WHAT YOU SHOULD DO
Search the entries below for the word "title" and copy each line that has it.

RECORDS FOR THIS EXERCISE

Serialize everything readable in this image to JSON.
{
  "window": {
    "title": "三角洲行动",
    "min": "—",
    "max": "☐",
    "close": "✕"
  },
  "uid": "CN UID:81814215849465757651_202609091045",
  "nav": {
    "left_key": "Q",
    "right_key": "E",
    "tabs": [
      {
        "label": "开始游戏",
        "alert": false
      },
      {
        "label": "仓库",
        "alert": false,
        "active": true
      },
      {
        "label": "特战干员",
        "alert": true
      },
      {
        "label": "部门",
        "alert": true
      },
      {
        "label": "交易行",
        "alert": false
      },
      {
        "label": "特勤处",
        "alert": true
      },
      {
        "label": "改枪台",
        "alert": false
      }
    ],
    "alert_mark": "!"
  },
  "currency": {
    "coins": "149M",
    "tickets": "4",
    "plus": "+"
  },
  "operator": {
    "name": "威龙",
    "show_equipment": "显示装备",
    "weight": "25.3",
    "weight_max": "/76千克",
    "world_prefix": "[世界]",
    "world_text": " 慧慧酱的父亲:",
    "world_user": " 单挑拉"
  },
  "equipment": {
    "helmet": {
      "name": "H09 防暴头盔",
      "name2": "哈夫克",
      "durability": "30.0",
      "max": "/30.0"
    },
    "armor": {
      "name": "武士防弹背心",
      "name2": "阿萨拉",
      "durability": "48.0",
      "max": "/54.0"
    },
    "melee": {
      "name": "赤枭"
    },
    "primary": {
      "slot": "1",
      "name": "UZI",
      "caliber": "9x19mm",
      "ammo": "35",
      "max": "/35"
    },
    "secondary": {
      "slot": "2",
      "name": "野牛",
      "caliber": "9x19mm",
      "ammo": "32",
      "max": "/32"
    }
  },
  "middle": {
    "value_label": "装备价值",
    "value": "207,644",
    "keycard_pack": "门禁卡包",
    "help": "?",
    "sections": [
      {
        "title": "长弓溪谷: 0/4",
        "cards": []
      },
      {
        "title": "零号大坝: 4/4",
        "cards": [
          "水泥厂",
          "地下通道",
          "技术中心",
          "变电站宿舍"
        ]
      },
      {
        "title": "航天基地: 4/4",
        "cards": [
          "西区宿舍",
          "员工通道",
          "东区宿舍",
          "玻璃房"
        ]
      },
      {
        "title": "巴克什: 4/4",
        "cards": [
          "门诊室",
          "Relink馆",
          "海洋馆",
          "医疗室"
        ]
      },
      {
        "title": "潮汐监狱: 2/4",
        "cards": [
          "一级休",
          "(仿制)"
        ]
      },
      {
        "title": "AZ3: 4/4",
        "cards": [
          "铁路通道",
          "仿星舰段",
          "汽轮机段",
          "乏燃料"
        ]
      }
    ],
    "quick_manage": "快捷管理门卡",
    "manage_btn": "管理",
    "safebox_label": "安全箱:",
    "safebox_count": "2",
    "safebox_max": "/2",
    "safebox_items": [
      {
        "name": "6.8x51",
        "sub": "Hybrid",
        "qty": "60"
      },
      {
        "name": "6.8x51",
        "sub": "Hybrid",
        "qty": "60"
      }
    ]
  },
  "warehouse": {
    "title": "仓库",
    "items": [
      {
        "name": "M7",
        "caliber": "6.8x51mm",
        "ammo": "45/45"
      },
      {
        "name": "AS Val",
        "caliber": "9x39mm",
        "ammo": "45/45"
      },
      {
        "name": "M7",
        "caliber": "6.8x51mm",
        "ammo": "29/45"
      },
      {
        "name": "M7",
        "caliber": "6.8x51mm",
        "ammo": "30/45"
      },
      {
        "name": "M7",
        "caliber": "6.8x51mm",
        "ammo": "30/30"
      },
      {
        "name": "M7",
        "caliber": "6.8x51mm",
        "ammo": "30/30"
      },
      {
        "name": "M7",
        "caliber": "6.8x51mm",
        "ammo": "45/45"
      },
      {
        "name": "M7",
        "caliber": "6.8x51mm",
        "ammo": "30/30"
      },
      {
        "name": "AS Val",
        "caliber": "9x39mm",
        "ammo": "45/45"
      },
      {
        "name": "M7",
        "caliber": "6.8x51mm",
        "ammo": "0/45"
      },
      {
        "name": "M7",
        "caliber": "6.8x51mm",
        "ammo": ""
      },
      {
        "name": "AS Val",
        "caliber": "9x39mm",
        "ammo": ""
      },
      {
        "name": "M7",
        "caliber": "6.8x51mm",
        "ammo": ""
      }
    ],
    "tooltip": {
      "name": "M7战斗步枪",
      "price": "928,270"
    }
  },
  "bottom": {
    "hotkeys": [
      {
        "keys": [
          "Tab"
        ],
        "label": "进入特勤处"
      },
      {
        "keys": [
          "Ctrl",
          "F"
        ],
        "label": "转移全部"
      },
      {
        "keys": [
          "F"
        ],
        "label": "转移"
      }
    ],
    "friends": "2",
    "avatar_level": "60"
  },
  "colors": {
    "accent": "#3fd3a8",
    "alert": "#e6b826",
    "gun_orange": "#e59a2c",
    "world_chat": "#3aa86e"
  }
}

SOLUTION TO THE PROBLEM
    "title": "三角洲行动",
        "title": "长弓溪谷: 0/4",
        "title": "零号大坝: 4/4",
        "title": "航天基地: 4/4",
        "title": "巴克什: 4/4",
        "title": "潮汐监狱: 2/4",
        "title": "AZ3: 4/4",
    "title": "仓库",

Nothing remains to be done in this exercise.